Bearded, unkempt, and occasionally uncouth — imagine Robin Williams playing Brancusi — John Bisbee has a welcome leavening effect on the buttoned-down Bowdoin campus.
The big event recently on the Bowdoin campus was the grand reopening of the Bowdoin College Museum of Art, following a major renovation of its landmark 1894 Walker Art Building. Designed by McKim, Mead & White, the Bowdoin museum is a veritable treasure chest of art ancient to modern, but it had been in need of major work for more than a decade. The redesign by Boston architect Jorge Silvetti of Machado & Silvetti succeeded beyond everyone’s expectations.
Universal access had long been an issue at the museum, and one of first proposals — to create a ground-level entry by dropping the front door down to the plinth below the historic loggia — met with howls of execration from historic preservationists. Silvetti solved the access problem by creating a separate glass-cube pavilion to the left of the Walker Art Building as the new ground-level main entrance, equipped with both stairs and elevator. The new pavilion defers abstractly to the McKim building just as the Edward Larrabee Barnes Visual Art Center does on the other side.
Silvetti also found a marvelous way of turning the museum around to face the public street, instead of just the Bowdoin Quad. He did this by creating a lighted curtain wall on the street side in which the Bowdoin Museum of Art installed its most valuable works of art — a set of Assyrian bas-reliefs — for all to see 24 hours a day. The huge stone carvings came from the palace of Ashurnasirpal II in present-day Iraq, reminding those who consider such things that Iraq was once — and may once again become — a far more civilized place than it is at the moment.

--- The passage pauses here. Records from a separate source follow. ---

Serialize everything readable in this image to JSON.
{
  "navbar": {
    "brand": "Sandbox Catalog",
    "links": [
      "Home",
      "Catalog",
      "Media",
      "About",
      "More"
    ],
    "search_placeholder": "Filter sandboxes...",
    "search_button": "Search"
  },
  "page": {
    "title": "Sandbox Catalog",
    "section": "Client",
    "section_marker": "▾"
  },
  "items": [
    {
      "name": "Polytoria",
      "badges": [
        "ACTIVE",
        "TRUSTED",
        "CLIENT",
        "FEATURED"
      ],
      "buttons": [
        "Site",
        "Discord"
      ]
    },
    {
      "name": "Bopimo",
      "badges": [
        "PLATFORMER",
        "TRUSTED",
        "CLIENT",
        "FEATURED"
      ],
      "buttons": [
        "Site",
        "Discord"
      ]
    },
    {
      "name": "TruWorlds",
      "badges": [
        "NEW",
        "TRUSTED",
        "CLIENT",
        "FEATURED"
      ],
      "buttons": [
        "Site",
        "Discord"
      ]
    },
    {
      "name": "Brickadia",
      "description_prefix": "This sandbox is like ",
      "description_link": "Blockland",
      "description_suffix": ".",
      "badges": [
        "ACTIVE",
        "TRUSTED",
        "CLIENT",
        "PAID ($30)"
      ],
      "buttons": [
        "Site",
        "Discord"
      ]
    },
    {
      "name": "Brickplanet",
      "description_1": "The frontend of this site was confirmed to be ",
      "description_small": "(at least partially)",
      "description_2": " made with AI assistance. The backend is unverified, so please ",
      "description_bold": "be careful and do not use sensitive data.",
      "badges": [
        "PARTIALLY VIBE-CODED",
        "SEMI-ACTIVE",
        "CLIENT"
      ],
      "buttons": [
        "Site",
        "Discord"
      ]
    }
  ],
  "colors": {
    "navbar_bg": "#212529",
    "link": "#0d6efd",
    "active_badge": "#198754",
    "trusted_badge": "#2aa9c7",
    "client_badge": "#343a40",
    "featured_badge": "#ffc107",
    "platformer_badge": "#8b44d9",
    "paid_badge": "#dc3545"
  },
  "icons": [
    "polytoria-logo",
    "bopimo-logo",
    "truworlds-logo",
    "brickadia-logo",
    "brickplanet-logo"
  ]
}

In the coming weeks and months, I’ll try to put myself on a ration of 1,000 words if you’ll indulge my wanderings through the art and architecture, design and crafts of New England. They are the cultural bounty that helps make a bleak, beautiful, and cold place hospitable and habitable.